Downstate, the wine choices are growing, with Fenwick Cellars and Pizzadili joining the venerable Nassau Valley Vineyard. All will be releasing new whites, though Adrian Mobilia says his 2010 Reflections of Fenwick will feature Vidal and Chardonnay from his father’s Lake Erie vineyards. “We’re so new that I’m waiting for our vines to grow,” he says.—Roger Morris
Page 2: The Celebrity Chef Brunch Survival Guide | The Dining Insider will get you through.
The Dining Insider will get you through.
You find yourself in a swanky atrium surrounded by 30 world-class chefs, mountains of quail eggs and wild mushroom crepes, and 1,200 impeccably dressed revelers.
The Meals from the Masters annual Celebrity Chefs’ Brunch—which goes down April 17 at the Bank of America building in Wilmington—is, no doubt, a culinary extravaganza. But between all of the food, important people and natural sunlight, the brunch can be an overwhelming affair.
So without further ado, here’s the Dining Insider’s Guide to the Brunch:
• Get trayed up. The clear plastic trays provided at the door are absolute necessities for serious eaters. More importantly, the cup holder cradles your drink and frees up a hand.
• Grab a mimosa. No further explanation necessary.
• Survey the land. Get your bearings. Know which room has the pineapple parfaits and which booth is serving bacon spoon bread.
• Pace yourself. Don’t go too big too early. That white-pepper chocolate tuile will still be there later. Should you find yourself slipping into a food coma early, grab a cup of complimentary Wawa coffee and rally.
• Avoid strong liquor. Yes, counterintuitive, but that Ketel One ice luge is going to anesthetize your taste buds. With food this good, you’ll want to taste it.
• Try new things. This is your opportunity to be bold. You’re getting a single taste-sized portion of braised veal cheek. You’ve already paid for your ticket. Down the hatch.
• Give props to the locals. They’re surrounded by dozens of some of the most decorated, talented chefs in the world, so why not show some love for the Dan Butlers, Jay Caputos and Matthew Curtises of the world?
Read more Dining Insider at delawaretoday.com/Blogs/Dining-Insider. —Matt Amis
Page 3: The New Face of Dining
They’re young, they’re hip, they’re connected, they think green and they Tweet.
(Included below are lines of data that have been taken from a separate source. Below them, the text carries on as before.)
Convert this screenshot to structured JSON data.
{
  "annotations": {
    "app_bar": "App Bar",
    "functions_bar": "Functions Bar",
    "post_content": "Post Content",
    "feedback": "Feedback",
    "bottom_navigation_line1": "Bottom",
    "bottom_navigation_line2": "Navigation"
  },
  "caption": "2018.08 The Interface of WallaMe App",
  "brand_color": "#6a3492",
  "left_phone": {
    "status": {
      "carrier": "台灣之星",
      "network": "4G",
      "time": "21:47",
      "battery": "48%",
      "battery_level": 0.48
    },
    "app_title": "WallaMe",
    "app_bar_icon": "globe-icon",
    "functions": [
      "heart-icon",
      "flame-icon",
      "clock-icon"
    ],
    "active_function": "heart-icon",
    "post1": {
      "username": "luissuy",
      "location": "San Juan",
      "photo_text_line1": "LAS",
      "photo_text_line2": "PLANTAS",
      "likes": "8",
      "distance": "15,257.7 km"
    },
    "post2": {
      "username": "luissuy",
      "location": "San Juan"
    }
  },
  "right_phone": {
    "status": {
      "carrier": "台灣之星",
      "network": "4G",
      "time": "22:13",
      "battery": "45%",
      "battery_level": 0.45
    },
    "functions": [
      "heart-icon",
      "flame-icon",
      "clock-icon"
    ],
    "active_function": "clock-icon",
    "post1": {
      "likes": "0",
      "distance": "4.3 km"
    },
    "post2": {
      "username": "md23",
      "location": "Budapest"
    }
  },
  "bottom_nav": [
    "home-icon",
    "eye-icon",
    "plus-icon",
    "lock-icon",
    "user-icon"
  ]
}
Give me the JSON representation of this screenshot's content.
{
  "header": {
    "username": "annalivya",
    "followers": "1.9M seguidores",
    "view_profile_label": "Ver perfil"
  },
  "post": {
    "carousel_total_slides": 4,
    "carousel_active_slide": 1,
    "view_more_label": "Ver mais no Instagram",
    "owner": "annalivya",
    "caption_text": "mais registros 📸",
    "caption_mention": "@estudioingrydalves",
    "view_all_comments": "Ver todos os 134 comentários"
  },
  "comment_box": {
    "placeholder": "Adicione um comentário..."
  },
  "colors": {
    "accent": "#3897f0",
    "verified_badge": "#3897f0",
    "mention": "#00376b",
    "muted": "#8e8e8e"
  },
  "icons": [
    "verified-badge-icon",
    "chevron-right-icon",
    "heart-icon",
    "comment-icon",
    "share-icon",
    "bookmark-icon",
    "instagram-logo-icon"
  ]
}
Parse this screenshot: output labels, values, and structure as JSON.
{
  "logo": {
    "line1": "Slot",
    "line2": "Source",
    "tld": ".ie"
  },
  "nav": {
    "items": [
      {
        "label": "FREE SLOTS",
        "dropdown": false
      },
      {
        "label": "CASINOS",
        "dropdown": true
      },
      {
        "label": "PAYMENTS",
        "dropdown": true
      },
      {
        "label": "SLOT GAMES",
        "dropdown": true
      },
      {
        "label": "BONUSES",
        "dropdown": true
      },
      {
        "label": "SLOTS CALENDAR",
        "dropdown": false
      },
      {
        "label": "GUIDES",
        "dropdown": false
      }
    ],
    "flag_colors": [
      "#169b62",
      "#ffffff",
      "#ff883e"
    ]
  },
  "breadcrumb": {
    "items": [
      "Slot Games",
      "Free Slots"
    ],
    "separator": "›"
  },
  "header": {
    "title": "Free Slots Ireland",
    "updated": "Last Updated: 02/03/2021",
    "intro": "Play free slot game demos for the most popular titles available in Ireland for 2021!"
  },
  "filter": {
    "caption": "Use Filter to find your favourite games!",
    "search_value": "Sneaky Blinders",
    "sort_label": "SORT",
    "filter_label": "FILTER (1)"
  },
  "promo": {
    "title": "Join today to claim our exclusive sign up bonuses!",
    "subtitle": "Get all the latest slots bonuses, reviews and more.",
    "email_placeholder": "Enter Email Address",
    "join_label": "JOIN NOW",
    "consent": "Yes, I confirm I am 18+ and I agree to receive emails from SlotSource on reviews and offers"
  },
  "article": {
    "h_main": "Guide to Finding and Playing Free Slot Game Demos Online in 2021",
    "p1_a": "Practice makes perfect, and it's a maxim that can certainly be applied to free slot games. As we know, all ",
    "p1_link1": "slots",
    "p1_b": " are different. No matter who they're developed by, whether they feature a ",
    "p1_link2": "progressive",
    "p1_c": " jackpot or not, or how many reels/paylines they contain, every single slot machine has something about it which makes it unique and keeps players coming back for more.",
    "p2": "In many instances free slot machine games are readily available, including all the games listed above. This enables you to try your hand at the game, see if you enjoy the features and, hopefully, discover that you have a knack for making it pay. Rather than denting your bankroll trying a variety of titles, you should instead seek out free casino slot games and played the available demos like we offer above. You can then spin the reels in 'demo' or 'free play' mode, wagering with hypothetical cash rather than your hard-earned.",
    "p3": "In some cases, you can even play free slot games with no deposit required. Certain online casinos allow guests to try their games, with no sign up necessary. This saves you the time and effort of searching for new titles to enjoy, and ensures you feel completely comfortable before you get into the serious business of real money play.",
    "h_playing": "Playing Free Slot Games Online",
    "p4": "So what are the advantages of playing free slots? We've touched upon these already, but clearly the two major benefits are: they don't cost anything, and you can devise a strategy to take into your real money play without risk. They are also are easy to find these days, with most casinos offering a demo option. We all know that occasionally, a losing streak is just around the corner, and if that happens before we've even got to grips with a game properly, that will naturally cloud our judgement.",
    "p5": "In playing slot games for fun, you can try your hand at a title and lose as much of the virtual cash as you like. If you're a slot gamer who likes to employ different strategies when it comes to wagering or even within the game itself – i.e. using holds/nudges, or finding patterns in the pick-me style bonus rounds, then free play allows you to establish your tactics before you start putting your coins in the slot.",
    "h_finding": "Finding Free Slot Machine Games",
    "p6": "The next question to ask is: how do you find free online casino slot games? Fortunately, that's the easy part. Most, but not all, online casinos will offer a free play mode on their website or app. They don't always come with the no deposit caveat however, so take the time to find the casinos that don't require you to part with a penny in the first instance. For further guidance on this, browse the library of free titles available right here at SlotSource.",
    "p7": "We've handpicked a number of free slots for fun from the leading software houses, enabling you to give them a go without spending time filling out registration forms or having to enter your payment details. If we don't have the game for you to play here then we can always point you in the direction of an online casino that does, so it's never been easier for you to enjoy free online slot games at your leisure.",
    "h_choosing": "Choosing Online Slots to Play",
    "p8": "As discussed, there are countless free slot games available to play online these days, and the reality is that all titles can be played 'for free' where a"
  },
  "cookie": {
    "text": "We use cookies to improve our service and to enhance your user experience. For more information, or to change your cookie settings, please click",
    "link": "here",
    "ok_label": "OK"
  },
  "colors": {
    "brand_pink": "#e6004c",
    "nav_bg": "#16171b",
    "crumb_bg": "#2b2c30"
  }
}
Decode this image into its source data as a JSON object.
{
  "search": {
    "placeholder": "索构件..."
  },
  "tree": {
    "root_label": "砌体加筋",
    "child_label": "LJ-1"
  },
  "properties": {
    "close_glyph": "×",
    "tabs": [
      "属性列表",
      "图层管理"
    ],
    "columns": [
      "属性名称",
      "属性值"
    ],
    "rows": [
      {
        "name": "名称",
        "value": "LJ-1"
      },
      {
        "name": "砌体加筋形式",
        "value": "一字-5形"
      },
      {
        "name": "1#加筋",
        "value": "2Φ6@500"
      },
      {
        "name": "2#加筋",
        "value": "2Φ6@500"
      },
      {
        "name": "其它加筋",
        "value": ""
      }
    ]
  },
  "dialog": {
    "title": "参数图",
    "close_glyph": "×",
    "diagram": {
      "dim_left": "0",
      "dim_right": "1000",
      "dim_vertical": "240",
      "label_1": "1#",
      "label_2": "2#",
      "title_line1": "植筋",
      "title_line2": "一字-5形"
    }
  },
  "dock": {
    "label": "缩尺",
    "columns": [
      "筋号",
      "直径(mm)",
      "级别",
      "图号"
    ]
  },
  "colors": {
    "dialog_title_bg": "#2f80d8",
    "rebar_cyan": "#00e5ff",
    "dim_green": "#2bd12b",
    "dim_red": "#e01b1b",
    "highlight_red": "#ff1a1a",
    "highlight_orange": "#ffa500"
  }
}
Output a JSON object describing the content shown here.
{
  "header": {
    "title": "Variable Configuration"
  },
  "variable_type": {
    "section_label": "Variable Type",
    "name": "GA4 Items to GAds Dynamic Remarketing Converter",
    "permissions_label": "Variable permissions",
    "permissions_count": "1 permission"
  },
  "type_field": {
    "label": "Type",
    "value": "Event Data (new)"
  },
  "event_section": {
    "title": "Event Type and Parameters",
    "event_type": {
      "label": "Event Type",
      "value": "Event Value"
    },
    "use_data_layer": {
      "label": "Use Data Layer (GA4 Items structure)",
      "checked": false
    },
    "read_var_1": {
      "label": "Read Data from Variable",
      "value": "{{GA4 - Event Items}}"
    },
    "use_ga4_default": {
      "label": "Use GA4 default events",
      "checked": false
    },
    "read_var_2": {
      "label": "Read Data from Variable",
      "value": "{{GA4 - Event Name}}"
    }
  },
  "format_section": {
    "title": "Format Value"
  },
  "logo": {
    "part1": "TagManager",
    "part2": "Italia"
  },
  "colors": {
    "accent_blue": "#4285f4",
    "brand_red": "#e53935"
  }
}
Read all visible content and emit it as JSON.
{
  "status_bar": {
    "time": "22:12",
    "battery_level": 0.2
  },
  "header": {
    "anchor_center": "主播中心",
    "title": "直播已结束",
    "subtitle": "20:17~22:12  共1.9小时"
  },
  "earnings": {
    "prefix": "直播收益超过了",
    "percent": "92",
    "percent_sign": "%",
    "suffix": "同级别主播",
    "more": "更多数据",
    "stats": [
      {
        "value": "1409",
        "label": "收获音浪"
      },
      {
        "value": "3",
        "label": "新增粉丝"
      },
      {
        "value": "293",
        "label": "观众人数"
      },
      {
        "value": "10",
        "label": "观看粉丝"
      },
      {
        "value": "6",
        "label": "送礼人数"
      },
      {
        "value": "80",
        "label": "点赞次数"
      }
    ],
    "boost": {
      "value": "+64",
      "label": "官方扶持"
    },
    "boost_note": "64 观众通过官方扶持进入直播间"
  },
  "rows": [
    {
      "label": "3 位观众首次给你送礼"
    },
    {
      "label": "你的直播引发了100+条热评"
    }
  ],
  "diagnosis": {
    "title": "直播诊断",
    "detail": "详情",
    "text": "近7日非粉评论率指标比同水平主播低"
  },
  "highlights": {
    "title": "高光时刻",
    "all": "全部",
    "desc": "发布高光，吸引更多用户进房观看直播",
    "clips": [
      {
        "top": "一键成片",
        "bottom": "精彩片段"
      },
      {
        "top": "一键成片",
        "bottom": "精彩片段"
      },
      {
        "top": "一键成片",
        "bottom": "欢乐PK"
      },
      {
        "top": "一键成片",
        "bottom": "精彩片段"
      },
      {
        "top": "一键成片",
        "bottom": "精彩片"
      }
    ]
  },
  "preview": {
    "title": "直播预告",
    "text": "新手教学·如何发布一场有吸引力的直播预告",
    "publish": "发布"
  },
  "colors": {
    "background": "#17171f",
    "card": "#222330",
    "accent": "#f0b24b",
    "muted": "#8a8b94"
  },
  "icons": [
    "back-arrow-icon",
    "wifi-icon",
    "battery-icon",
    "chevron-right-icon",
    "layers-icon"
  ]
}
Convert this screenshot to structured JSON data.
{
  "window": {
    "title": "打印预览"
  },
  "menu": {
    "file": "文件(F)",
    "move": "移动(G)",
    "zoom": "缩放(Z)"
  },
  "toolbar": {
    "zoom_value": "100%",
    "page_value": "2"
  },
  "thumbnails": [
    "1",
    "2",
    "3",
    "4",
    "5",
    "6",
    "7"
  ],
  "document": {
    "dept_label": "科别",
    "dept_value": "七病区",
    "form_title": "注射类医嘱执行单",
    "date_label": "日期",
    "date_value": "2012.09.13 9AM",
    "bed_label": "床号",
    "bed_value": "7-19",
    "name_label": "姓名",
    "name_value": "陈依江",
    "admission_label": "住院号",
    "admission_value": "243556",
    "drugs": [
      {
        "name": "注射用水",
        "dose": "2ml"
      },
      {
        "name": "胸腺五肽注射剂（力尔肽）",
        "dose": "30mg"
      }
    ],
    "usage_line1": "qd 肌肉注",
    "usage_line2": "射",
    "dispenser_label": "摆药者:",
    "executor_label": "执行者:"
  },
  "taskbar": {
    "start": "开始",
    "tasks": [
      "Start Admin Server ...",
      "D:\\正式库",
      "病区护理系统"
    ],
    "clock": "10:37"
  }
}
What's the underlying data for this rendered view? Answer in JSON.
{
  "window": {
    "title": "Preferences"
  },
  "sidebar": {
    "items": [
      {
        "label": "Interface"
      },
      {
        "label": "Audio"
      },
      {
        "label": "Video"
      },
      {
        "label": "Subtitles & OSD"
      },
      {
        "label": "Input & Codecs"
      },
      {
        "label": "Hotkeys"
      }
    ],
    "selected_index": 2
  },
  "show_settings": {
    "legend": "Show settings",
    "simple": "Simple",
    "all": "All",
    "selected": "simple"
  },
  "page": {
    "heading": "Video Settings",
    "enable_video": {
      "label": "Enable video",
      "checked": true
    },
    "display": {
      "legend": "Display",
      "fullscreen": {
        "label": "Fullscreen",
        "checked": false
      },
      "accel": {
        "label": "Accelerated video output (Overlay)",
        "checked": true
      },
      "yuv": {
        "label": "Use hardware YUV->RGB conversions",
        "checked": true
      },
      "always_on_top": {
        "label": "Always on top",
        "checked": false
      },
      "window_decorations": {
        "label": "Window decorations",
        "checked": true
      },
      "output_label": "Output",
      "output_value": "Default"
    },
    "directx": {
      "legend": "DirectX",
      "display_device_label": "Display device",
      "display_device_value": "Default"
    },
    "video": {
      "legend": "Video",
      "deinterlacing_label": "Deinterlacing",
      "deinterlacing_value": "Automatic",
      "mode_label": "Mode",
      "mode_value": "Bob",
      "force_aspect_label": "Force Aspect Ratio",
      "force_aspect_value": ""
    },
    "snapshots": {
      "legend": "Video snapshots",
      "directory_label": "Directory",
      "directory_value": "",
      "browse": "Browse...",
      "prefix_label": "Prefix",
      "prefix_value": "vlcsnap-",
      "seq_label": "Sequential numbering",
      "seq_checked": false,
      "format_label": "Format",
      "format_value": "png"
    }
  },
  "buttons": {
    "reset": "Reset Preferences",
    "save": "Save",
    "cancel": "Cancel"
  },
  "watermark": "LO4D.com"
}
They’re the new faces of the local restaurant industry.
Meet the latest executive committee of the Delaware Restaurant Association: Caffé Gelato owner Ryan German is the association’s chairman, Six Pauper’s Steve Lucey is vice chair and Matt DiSabatino, a partner in Striper Bites, Kindle and Half Full, is treasurer.
They lobby state legislators on behalf of restaurants (which make up a huge chunk of the state’s workforce and small businesses) and, along with the rest of the DRA, are dedicated to promoting, protecting and improving Delaware’s food service industry.
A younger crew in charge means the DRA can sharpen its focus on 21st century public policy issues. “I think the younger vibe mixed with the folks that have been around, it’s like the perfect blend of ingredients,” says DRA president Carrie Leishman. “Public policy issues that are hot right now have to do with sustainability and social responsibility, and you see the younger generation taking the reins on those sorts of things.”
German, 33, opened Caffé Gelato in Newark in 2000 during his senior year at UD. He joined the DRA in 2004 and quickly became a legislative force. “He’s really grown into such a sophisticated guy,” Leishman says. “He gets it when it comes to advocacy, both on a federal and state level.”
DiSabatino started Striper Bites in Lewes with wife, Ali, when they were both 25. Now 35, the homegrown restaurateur rounds out the executive board with Lucey, who opened Wilmington pub Dead Presidents with his brother Michael in 1997. Now 41, Lucey co-owns Six Paupers in Hockessin, which opened in 2004.
Restaurants comprise a public industry, Leishman says. “You have to bend with the public, and change has to be fast, flexible and creative. These guys are it.” –Matt Amis